* Entries shown *
==*==

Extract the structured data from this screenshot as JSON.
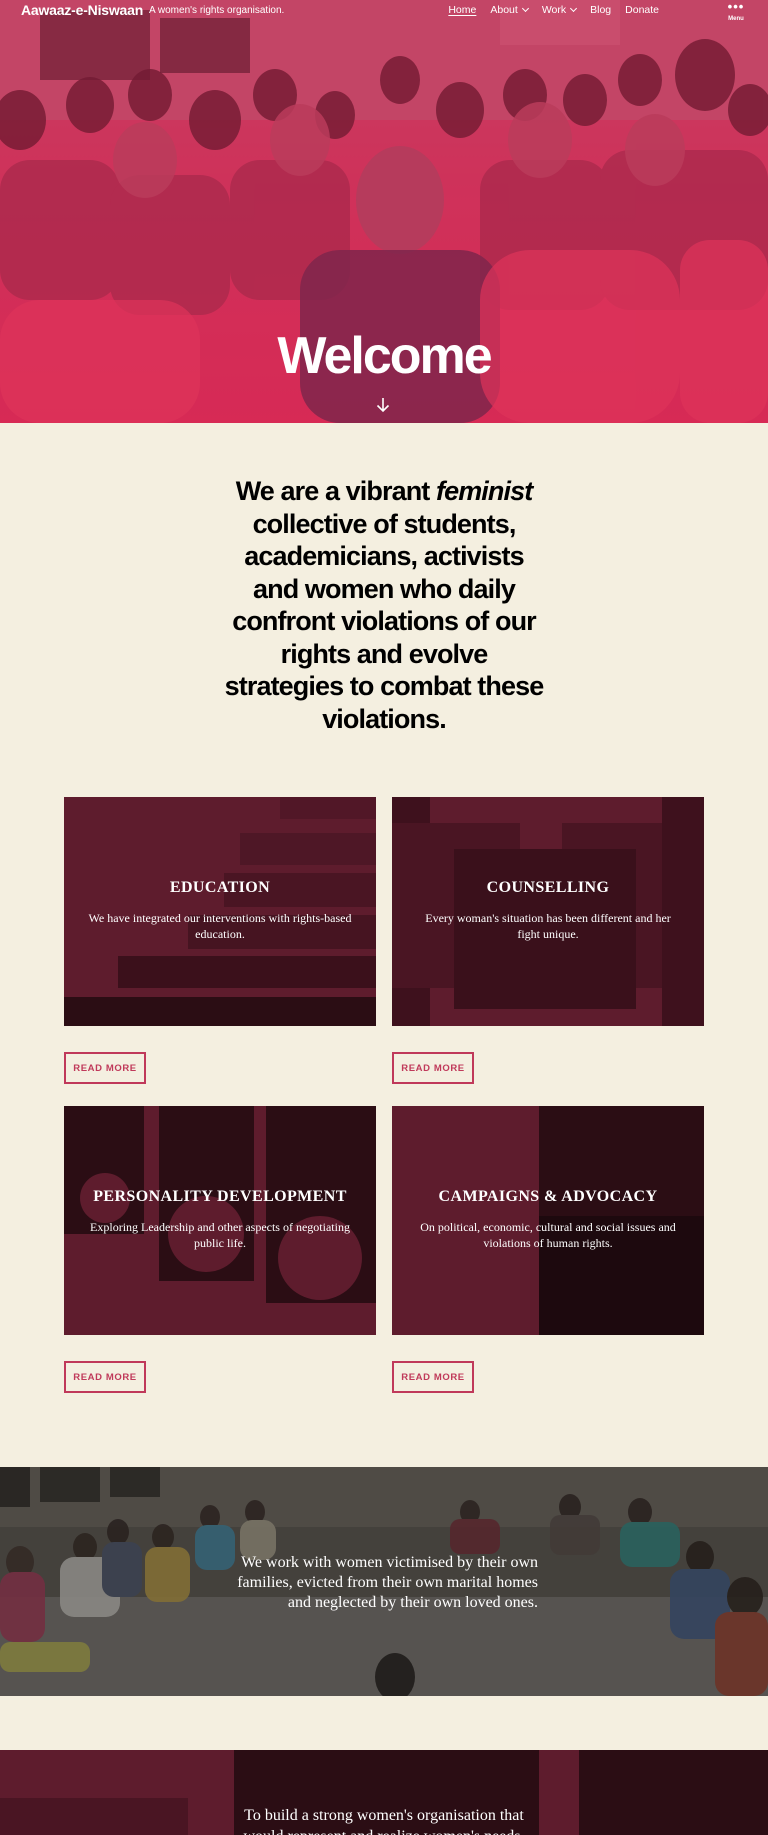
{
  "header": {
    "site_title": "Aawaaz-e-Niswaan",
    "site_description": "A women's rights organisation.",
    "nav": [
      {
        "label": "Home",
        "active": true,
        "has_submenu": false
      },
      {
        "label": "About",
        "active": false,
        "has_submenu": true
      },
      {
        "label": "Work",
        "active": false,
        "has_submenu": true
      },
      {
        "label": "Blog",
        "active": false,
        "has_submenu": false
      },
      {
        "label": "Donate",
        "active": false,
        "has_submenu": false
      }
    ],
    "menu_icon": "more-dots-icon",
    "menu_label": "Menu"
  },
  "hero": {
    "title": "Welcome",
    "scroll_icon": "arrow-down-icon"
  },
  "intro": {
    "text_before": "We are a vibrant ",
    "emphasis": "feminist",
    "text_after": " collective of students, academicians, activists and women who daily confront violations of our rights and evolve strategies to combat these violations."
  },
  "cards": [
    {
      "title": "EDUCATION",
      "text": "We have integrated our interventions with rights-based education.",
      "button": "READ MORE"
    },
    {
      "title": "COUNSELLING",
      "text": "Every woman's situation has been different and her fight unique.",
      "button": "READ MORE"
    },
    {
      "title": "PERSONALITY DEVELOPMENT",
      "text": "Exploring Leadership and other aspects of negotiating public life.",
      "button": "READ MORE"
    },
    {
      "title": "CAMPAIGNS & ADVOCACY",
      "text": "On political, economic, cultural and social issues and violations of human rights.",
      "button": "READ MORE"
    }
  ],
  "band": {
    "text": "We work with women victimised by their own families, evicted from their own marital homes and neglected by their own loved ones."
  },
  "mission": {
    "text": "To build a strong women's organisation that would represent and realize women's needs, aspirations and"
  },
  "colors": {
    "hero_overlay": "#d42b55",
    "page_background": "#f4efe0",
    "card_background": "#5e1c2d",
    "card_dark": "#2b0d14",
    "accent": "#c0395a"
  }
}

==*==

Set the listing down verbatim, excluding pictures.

Extract the structured data from this screenshot as JSON.
{
  "header": {
    "site_title": "Aawaaz-e-Niswaan",
    "site_description": "A women's rights organisation.",
    "nav": [
      {
        "label": "Home",
        "active": true,
        "has_submenu": false
      },
      {
        "label": "About",
        "active": false,
        "has_submenu": true
      },
      {
        "label": "Work",
        "active": false,
        "has_submenu": true
      },
      {
        "label": "Blog",
        "active": false,
        "has_submenu": false
      },
      {
        "label": "Donate",
        "active": false,
        "has_submenu": false
      }
    ],
    "menu_icon": "more-dots-icon",
    "menu_label": "Menu"
  },
  "hero": {
    "title": "Welcome",
    "scroll_icon": "arrow-down-icon"
  },
  "intro": {
    "text_before": "We are a vibrant ",
    "emphasis": "feminist",
    "text_after": " collective of students, academicians, activists and women who daily confront violations of our rights and evolve strategies to combat these violations."
  },
  "cards": [
    {
      "title": "EDUCATION",
      "text": "We have integrated our interventions with rights-based education.",
      "button": "READ MORE"
    },
    {
      "title": "COUNSELLING",
      "text": "Every woman's situation has been different and her fight unique.",
      "button": "READ MORE"
    },
    {
      "title": "PERSONALITY DEVELOPMENT",
      "text": "Exploring Leadership and other aspects of negotiating public life.",
      "button": "READ MORE"
    },
    {
      "title": "CAMPAIGNS & ADVOCACY",
      "text": "On political, economic, cultural and social issues and violations of human rights.",
      "button": "READ MORE"
    }
  ],
  "band": {
    "text": "We work with women victimised by their own families, evicted from their own marital homes and neglected by their own loved ones."
  },
  "mission": {
    "text": "To build a strong women's organisation that would represent and realize women's needs, aspirations and"
  },
  "colors": {
    "hero_overlay": "#d42b55",
    "page_background": "#f4efe0",
    "card_background": "#5e1c2d",
    "card_dark": "#2b0d14",
    "accent": "#c0395a"
  }
}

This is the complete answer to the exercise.